After Peggy’s passing, the family went to the funeral home and got a rude surprise.

“They said they needed to do special handling of the body due to Hepatitis B,” Sue said. “Never had we heard about that. I wonder if she got that in the last week.”

That put the exclamation point on a sad ending, which leaves bad memories for the family.

“The last year of her life was so traumatic,” Sue said. “That’s what you’re left with, it’s just yuck when you see someone so unhealthy. The Peggy we knew the last couple of years was a train wreck.”

Peggy’s passing brought out anger in her mom.

“I was mad at Peggy,” Sue said. “When the doctor said there was 0 percent chance she would make it, I went straight to anger. I was mad for a good month, just fuming. That wasn’t the Peggy I know. The Peggy I know, I’m not mad at her.”

Sue said her daughter was an amazing woman who was great with crafts – when clean.

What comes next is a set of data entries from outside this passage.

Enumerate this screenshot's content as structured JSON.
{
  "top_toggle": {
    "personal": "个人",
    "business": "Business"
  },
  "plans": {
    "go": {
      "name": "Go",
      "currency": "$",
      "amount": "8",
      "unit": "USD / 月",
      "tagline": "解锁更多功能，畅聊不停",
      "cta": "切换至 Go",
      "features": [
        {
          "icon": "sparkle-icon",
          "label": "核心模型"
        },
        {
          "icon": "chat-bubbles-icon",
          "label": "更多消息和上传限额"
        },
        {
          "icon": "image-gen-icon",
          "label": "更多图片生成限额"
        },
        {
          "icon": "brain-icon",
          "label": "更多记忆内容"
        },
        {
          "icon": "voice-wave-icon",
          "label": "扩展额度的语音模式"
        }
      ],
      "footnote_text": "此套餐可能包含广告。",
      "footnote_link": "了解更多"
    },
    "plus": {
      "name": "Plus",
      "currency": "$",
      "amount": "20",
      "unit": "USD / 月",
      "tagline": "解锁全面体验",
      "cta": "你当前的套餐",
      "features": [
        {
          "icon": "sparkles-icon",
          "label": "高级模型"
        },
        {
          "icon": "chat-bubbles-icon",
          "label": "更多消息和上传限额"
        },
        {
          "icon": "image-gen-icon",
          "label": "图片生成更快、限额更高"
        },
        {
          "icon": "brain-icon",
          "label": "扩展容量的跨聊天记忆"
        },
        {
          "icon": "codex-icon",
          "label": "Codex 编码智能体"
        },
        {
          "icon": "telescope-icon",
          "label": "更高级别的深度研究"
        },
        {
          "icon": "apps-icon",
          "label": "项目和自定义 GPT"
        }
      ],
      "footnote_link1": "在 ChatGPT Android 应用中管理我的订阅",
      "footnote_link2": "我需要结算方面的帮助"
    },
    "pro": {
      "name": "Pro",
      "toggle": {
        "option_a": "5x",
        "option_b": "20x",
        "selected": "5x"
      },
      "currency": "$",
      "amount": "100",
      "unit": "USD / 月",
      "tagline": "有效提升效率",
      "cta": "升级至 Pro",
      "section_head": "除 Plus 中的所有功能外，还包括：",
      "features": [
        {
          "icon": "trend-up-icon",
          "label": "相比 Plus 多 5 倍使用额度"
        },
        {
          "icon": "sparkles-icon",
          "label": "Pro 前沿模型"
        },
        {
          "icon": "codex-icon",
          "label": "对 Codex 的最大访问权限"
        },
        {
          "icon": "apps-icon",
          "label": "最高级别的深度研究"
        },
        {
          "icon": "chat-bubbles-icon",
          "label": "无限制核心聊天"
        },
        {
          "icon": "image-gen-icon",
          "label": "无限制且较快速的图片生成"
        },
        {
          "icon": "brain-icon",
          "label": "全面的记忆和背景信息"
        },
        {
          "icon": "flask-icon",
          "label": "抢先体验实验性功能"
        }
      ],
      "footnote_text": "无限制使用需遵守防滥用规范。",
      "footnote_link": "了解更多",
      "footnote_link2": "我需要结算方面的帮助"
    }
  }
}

“Her kids were everything to her,” Sue said. “She was always all about doing craft projects with them. She was very creative and so crafty. It was terrible to take her to a place like Michael’s, because you couldn’t get her out of there. A card from her wasn’t just a card. When she did birthday cards, she would do 3-D pop out things. It would be like a cityscape. She would sit there and make signs and cards for other people.

“Everything she did, she would do 110 percent,” the mom added. “She was always about helping everyone and taking care of everyone else. She was a really good person when she was not clouded up by her demons.”

Sue is sure the Peggy not clouded by the demons didn’t want a tragic ending.

“She did not want to die,” Sue said. “She wouldn’t have put a gun to her head.”